The requirement to tell suspects about their right to avoid self-incrimination ideally puts suspects in an equal position at the start of a police interview. However explaining the right to silence to some Aboriginal suspects is notoriously difficult, and lack of understanding may aggravate Aboriginal disadvantage in the criminal justice process. NT police are required to explain the right to silence 'in simple terms' and obtain evidence of 'apparent understanding', which leads to conversations with suspects. This is a linguistic study of those conversations using transcripts from court decisions.
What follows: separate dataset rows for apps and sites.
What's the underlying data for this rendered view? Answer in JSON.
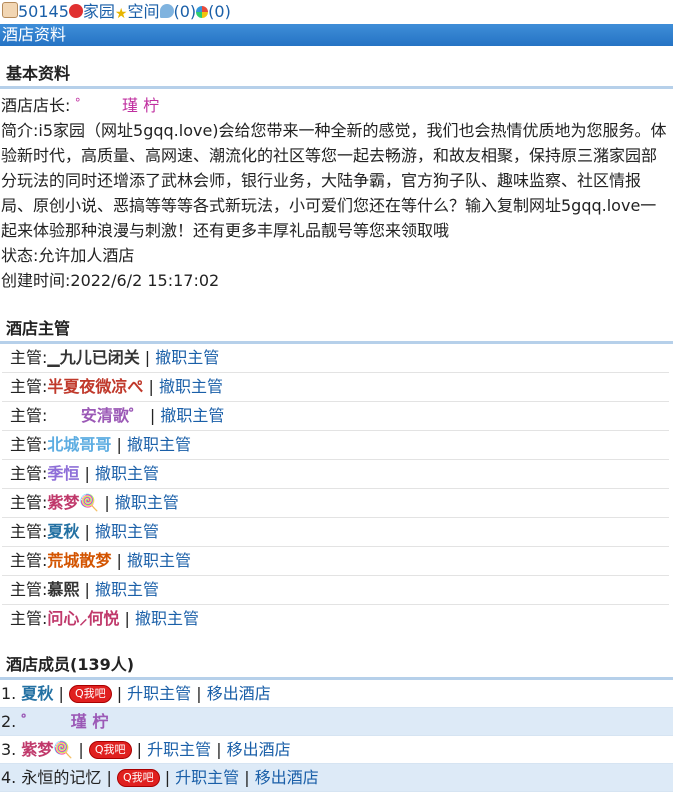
{
  "topbar": {
    "user_id": "50145",
    "home": "家园",
    "space": "空间",
    "chat_count": "(0)",
    "ring_count": "(0)"
  },
  "page_title": "酒店资料",
  "basic": {
    "heading": "基本资料",
    "owner_label": "酒店店长:",
    "owner_name": "゜      瑾 柠",
    "intro": "简介:i5家园（网址5gqq.love)会给您带来一种全新的感觉，我们也会热情优质地为您服务。体验新时代，高质量、高网速、潮流化的社区等您一起去畅游，和故友相聚，保持原三潴家园部分玩法的同时还增添了武林会师，银行业务，大陆争霸，官方狗子队、趣味监察、社区情报局、原创小说、恶搞等等等各式新玩法，小可爱们您还在等什么？输入复制网址5gqq.love一起来体验那种浪漫与刺激！还有更多丰厚礼品靓号等您来领取哦",
    "status": "状态:允许加人酒店",
    "created": "创建时间:2022/6/2 15:17:02"
  },
  "managers": {
    "heading": "酒店主管",
    "label": "主管:",
    "action": "撤职主管",
    "items": [
      {
        "name": "▁九儿已闭关",
        "color": "#333333"
      },
      {
        "name": "半夏夜微凉ぺ",
        "color": "#c0392b"
      },
      {
        "name": "      安清歌゜",
        "color": "#9b59b6"
      },
      {
        "name": "北城哥哥",
        "color": "#5dade2"
      },
      {
        "name": "季恒",
        "color": "#8e6fd8"
      },
      {
        "name": "紫梦🍭",
        "color": "#c0396b"
      },
      {
        "name": "夏秋",
        "color": "#2471a3"
      },
      {
        "name": "荒城散梦",
        "color": "#d35400"
      },
      {
        "name": "慕熙",
        "color": "#333333"
      },
      {
        "name": "问心⸝何悦",
        "color": "#c0396b"
      }
    ]
  },
  "members": {
    "heading": "酒店成员(139人)",
    "qq_label": "Q我吧",
    "promote": "升职主管",
    "remove": "移出酒店",
    "items": [
      {
        "num": "1.",
        "name": "夏秋",
        "color": "#2471a3",
        "qq": true
      },
      {
        "num": "2.",
        "name": "゜      瑾 柠",
        "color": "#9b59b6",
        "qq": false
      },
      {
        "num": "3.",
        "name": "紫梦🍭",
        "color": "#c0396b",
        "qq": true
      },
      {
        "num": "4.",
        "name": "永恒的记忆",
        "color": "#222222",
        "qq": true
      }
    ]
  }
}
This study examines how police explain the right to silence, how Aboriginal people might understand it, specific language issues that arise, and what is left unsaid. Legislation includes a text explaining the right to silence, and while this text is difficult to understand, it influences both the language used by police and the content of the information they provide. Specific problems are revealed by suspect responses and by analysis of some Aboriginal languages.

In conversations, which can often be long and complex, I argue that suspects need to understand 'what is happening' and what is under discussion, in order to learn about their right. Inevitably, explaining the right to silence calls on contextual knowledge. It is probably difficult to understand the right and make a decision about exercising it without some knowledge about how the legal process works, but it is unclear to what extent this knowledge is required to be explained or understood.

About the speaker

Alex Bowen was a criminal defence lawyer at the North Australian Aboriginal Justice Agency from 2012-15, based in Nhulunbuy and Darwin and working with Aboriginal people from diverse language and cultural backgrounds, particularly in Arnhem Land. In 2017 Alex completed a master's degree in linguistics at ANU, focusing on language in the NT legal system, and was awarded the University Medal. This seminar will present some of his thesis research into the right to silence caution.